··· Materials provided ···

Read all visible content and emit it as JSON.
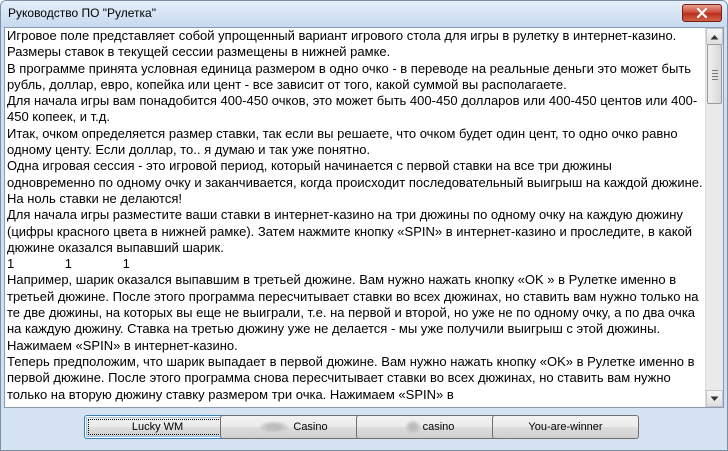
{
  "window": {
    "title": "Руководство ПО \"Рулетка\""
  },
  "content": {
    "text": "Игровое поле представляет собой упрощенный вариант игрового стола для игры в рулетку в интернет-казино. Размеры ставок в текущей сессии размещены в нижней рамке.\nВ программе принята условная единица размером в одно очко - в переводе на реальные деньги это может быть рубль, доллар, евро, копейка или цент - все зависит от того, какой суммой вы располагаете.\nДля начала игры вам понадобится 400-450 очков, это может быть 400-450 долларов или 400-450 центов или 400-450 копеек, и т.д.\nИтак, очком определяется размер ставки, так если вы решаете, что очком будет один цент, то одно очко равно одному центу. Если доллар, то.. я думаю и так уже понятно.\nОдна игровая сессия - это игровой период, который начинается с первой ставки на все три дюжины одновременно по одному очку и заканчивается, когда происходит последовательный выигрыш на каждой дюжине. На ноль ставки не делаются!\nДля начала игры разместите ваши ставки в интернет-казино на три дюжины по одному очку на каждую дюжину (цифры красного цвета в нижней рамке). Затем нажмите кнопку «SPIN» в интернет-казино и проследите, в какой дюжине оказался выпавший шарик.\n1              1              1\nНапример, шарик оказался выпавшим в третьей дюжине. Вам нужно нажать кнопку «OK » в Рулетке именно в третьей дюжине. После этого программа пересчитывает ставки во всех дюжинах, но ставить вам нужно только на те две дюжины, на которых вы еще не выиграли, т.е. на первой и второй, но уже не по одному очку, а по два очка на каждую дюжину. Ставка на третью дюжину уже не делается - мы уже получили выигрыш с этой дюжины. Нажимаем «SPIN» в интернет-казино.\nТеперь предположим, что шарик выпадает в первой дюжине. Вам нужно нажать кнопку «OK» в Рулетке именно в первой дюжине. После этого программа снова пересчитывает ставки во всех дюжинах, но ставить вам нужно только на вторую дюжину ставку размером три очка. Нажимаем «SPIN» в"
  },
  "buttons": {
    "lucky_wm": "Lucky WM",
    "casino1": "Casino",
    "casino2": "casino",
    "you_are_winner": "You-are-winner"
  },
  "icons": {
    "close": "close-icon",
    "scroll_up": "arrow-up-icon",
    "scroll_down": "arrow-down-icon"
  },
  "colors": {
    "close_button": "#c9442f",
    "titlebar": "#cfe0f2"
  }
}
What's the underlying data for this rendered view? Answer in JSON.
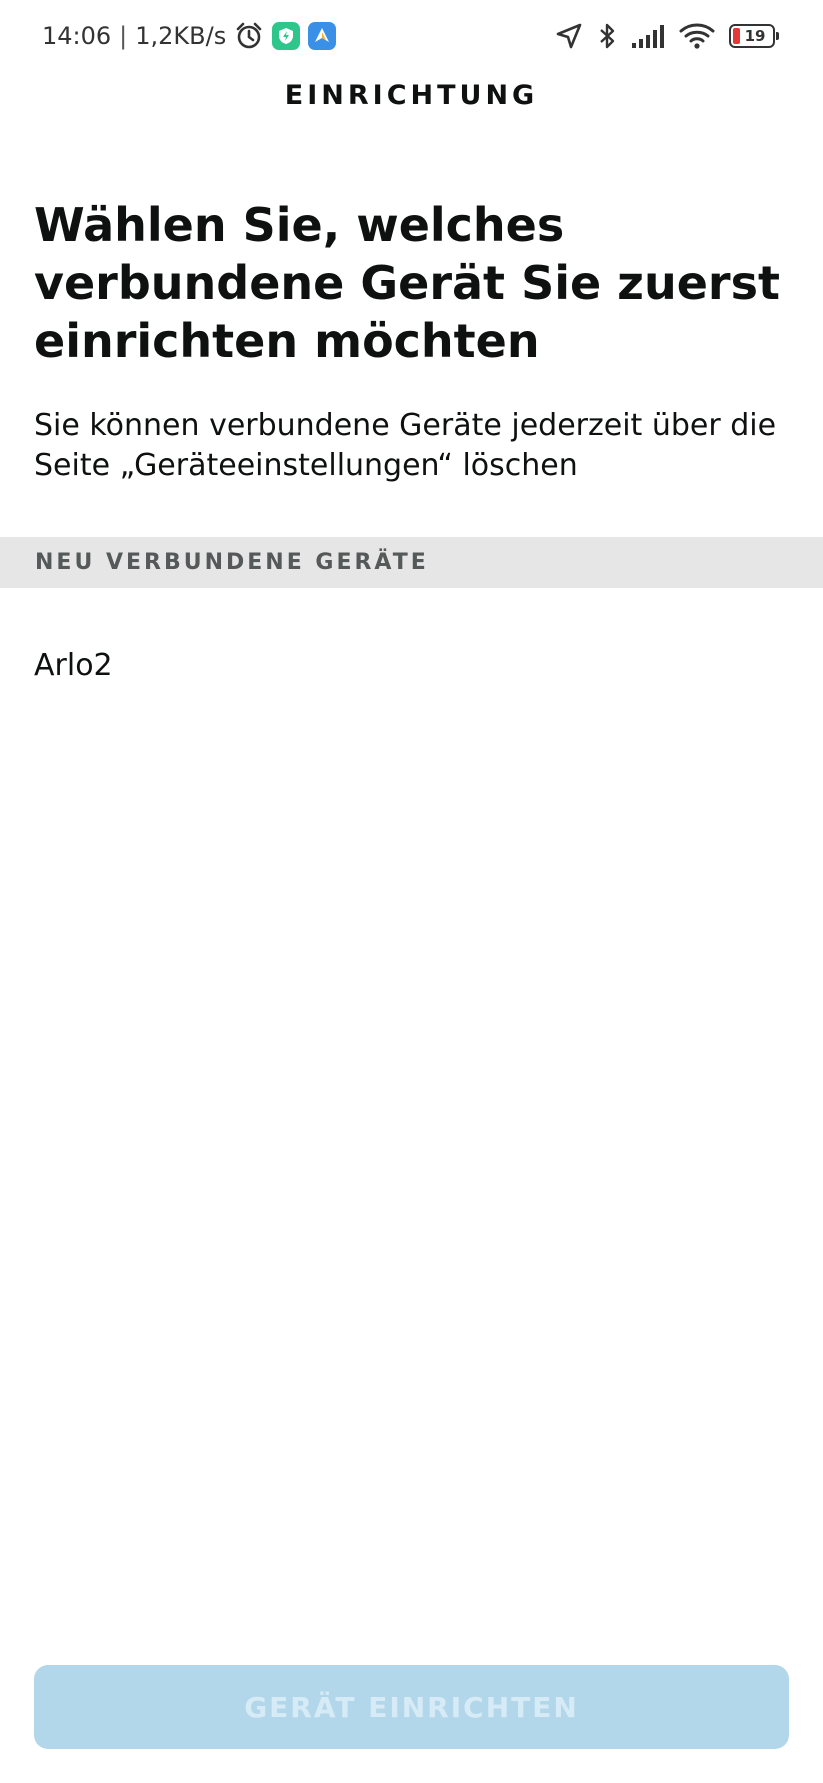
{
  "status_bar": {
    "time": "14:06",
    "separator": "|",
    "network_speed": "1,2KB/s",
    "icons_left": [
      "alarm-icon",
      "shield-app-icon",
      "maps-app-icon"
    ],
    "icons_right": [
      "location-icon",
      "bluetooth-icon",
      "signal-icon",
      "wifi-icon",
      "battery-icon"
    ],
    "battery_level": "19",
    "battery_color": "#e53935"
  },
  "header": {
    "title": "EINRICHTUNG"
  },
  "main": {
    "heading": "Wählen Sie, welches verbundene Gerät Sie zuerst einrichten möchten",
    "subtext": "Sie können verbundene Geräte jederzeit über die Seite „Geräteeinstellungen“ löschen"
  },
  "section": {
    "label": "NEU VERBUNDENE GERÄTE"
  },
  "devices": [
    {
      "name": "Arlo2"
    }
  ],
  "footer": {
    "button_label": "GERÄT EINRICHTEN",
    "button_state": "disabled",
    "button_color": "#b3d7ea"
  }
}
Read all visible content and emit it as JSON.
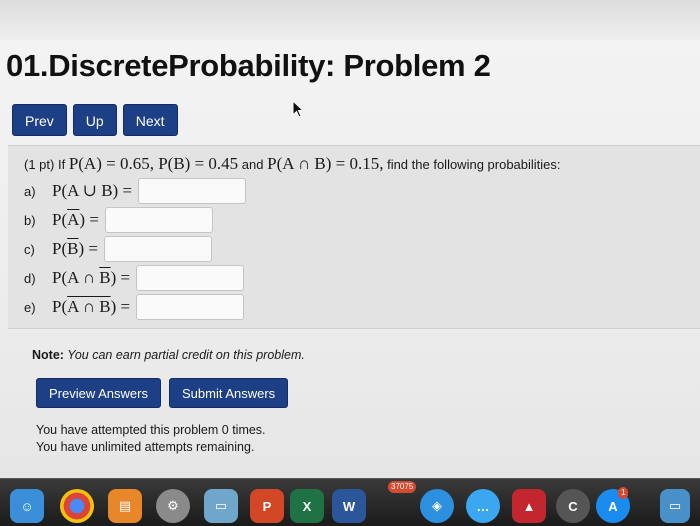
{
  "page": {
    "title": "01.DiscreteProbability: Problem 2"
  },
  "nav": {
    "prev": "Prev",
    "up": "Up",
    "next": "Next"
  },
  "problem": {
    "points": "(1 pt) If",
    "pa": "P(A) = 0.65, P(B) = 0.45",
    "and": "and",
    "pab": "P(A ∩ B) = 0.15,",
    "tail": "find the following probabilities:",
    "parts": [
      {
        "label": "a)",
        "prefix": "P(A ∪ B)",
        "bar": "",
        "suffix": "",
        "eq": "=",
        "value": ""
      },
      {
        "label": "b)",
        "prefix": "P(",
        "bar": "A",
        "suffix": ")",
        "eq": "=",
        "value": ""
      },
      {
        "label": "c)",
        "prefix": "P(",
        "bar": "B",
        "suffix": ")",
        "eq": "=",
        "value": ""
      },
      {
        "label": "d)",
        "prefix": "P(A ∩ ",
        "bar": "B",
        "suffix": ")",
        "eq": "=",
        "value": ""
      },
      {
        "label": "e)",
        "prefix": "P(",
        "bar": "A ∩ B",
        "suffix": ")",
        "eq": "=",
        "value": ""
      }
    ]
  },
  "note": {
    "label": "Note:",
    "text": "You can earn partial credit on this problem."
  },
  "actions": {
    "preview": "Preview Answers",
    "submit": "Submit Answers"
  },
  "attempts": {
    "line1": "You have attempted this problem 0 times.",
    "line2": "You have unlimited attempts remaining."
  },
  "dock": {
    "badge_mail": "37075",
    "badge_store": "1",
    "icons": [
      "finder-icon",
      "chrome-icon",
      "books-icon",
      "system-preferences-icon",
      "preview-icon",
      "powerpoint-icon",
      "excel-icon",
      "word-icon",
      "safari-icon",
      "messages-icon",
      "acrobat-icon",
      "edge-icon",
      "app-store-icon"
    ]
  },
  "colors": {
    "button": "#1d3f86",
    "problem_bg": "#e3e3e3",
    "page_bg": "#ececec"
  }
}
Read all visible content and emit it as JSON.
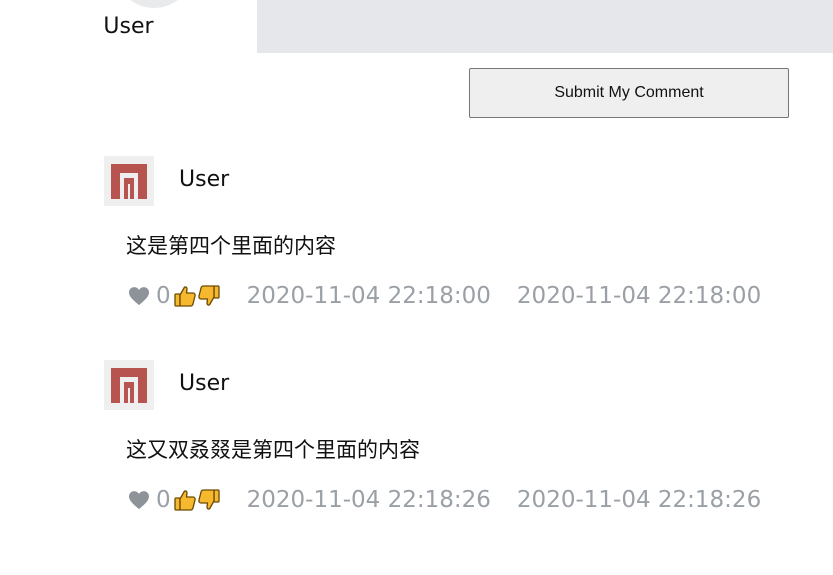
{
  "header": {
    "username": "User"
  },
  "actions": {
    "submit_label": "Submit My Comment"
  },
  "comments": [
    {
      "username": "User",
      "content": "这是第四个里面的内容",
      "likes": "0",
      "created": "2020-11-04 22:18:00",
      "updated": "2020-11-04 22:18:00"
    },
    {
      "username": "User",
      "content": "这又双叒叕是第四个里面的内容",
      "likes": "0",
      "created": "2020-11-04 22:18:26",
      "updated": "2020-11-04 22:18:26"
    }
  ],
  "icons": {
    "heart": "heart-icon",
    "thumbs_up": "thumbs-up-icon",
    "thumbs_down": "thumbs-down-icon",
    "avatar": "identicon-avatar"
  },
  "colors": {
    "avatar_fg": "#b85450",
    "avatar_bg": "#efefef",
    "meta_text": "#9aa0a6",
    "thumb_fill": "#f5b82e",
    "strip": "#e5e7ea"
  }
}
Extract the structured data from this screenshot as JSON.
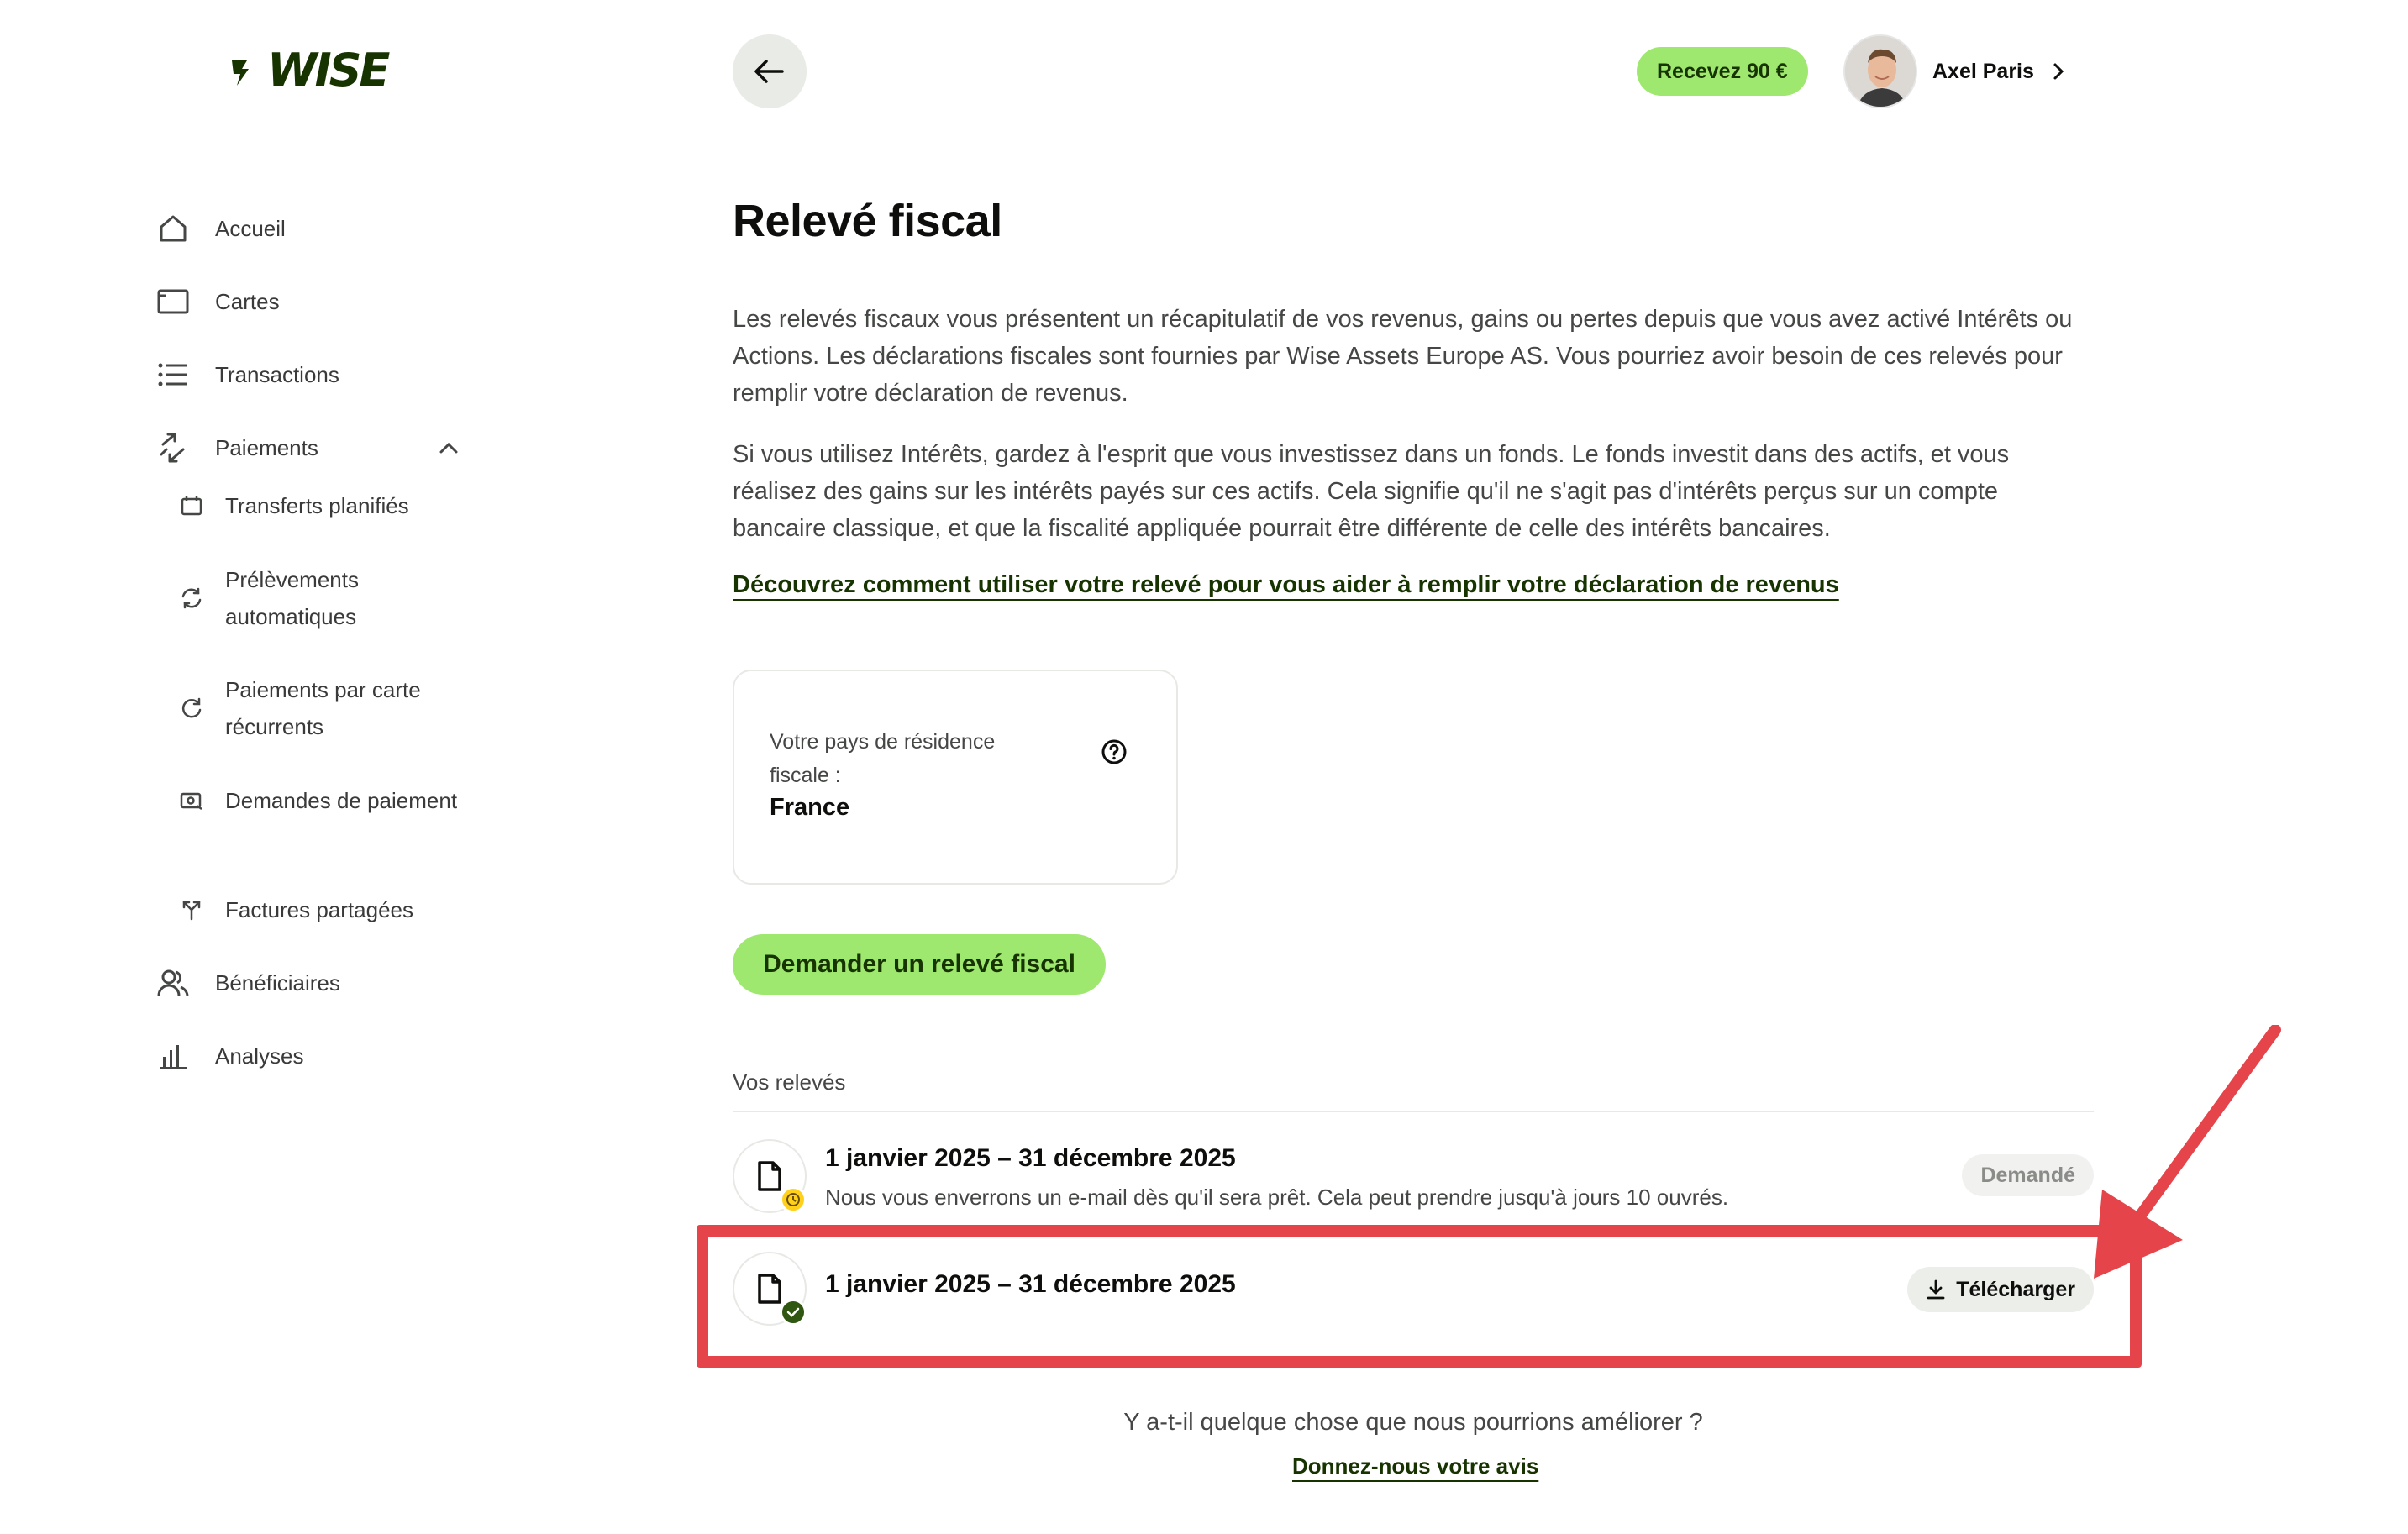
{
  "brand": {
    "name": "WISE",
    "accent": "#9fe870",
    "dark": "#163300",
    "highlight": "#e5454a"
  },
  "sidebar": {
    "items": [
      {
        "label": "Accueil",
        "icon": "home-icon"
      },
      {
        "label": "Cartes",
        "icon": "card-icon"
      },
      {
        "label": "Transactions",
        "icon": "list-icon"
      },
      {
        "label": "Paiements",
        "icon": "payments-icon",
        "expanded": true
      },
      {
        "label": "Bénéficiaires",
        "icon": "recipients-icon"
      },
      {
        "label": "Analyses",
        "icon": "bar-chart-icon"
      }
    ],
    "sub_items": [
      {
        "label": "Transferts planifiés",
        "icon": "calendar-icon"
      },
      {
        "label": "Prélèvements automatiques",
        "icon": "sync-icon"
      },
      {
        "label": "Paiements par carte récurrents",
        "icon": "refresh-icon"
      },
      {
        "label": "Demandes de paiement",
        "icon": "request-icon"
      },
      {
        "label": "Factures partagées",
        "icon": "split-icon"
      }
    ]
  },
  "header": {
    "promo_label": "Recevez 90 €",
    "user_name": "Axel Paris"
  },
  "main": {
    "title": "Relevé fiscal",
    "paragraph1": "Les relevés fiscaux vous présentent un récapitulatif de vos revenus, gains ou pertes depuis que vous avez activé Intérêts ou Actions. Les déclarations fiscales sont fournies par Wise Assets Europe AS. Vous pourriez avoir besoin de ces relevés pour remplir votre déclaration de revenus.",
    "paragraph2": "Si vous utilisez Intérêts, gardez à l'esprit que vous investissez dans un fonds. Le fonds investit dans des actifs, et vous réalisez des gains sur les intérêts payés sur ces actifs. Cela signifie qu'il ne s'agit pas d'intérêts perçus sur un compte bancaire classique, et que la fiscalité appliquée pourrait être différente de celle des intérêts bancaires.",
    "learn_link": "Découvrez comment utiliser votre relevé pour vous aider à remplir votre déclaration de revenus",
    "residence": {
      "label": "Votre pays de résidence fiscale :",
      "value": "France"
    },
    "request_button": "Demander un relevé fiscal",
    "statements_label": "Vos relevés",
    "statements": [
      {
        "period": "1 janvier 2025 – 31 décembre 2025",
        "note": "Nous vous enverrons un e-mail dès qu'il sera prêt. Cela peut prendre jusqu'à jours 10 ouvrés.",
        "status": "Demandé",
        "badge": "pending"
      },
      {
        "period": "1 janvier 2025 – 31 décembre 2025",
        "action": "Télécharger",
        "badge": "ready"
      }
    ],
    "feedback_question": "Y a-t-il quelque chose que nous pourrions améliorer ?",
    "feedback_link": "Donnez-nous votre avis"
  }
}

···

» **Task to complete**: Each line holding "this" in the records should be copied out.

» **Solution to the problem**:
What's the underlying data for this rendered view? Answer in JSON.
    "text": "You can earn partial credit on this problem."
    "line1": "You have attempted this problem 0 times.",
Extract the structured data from this screenshot as JSON.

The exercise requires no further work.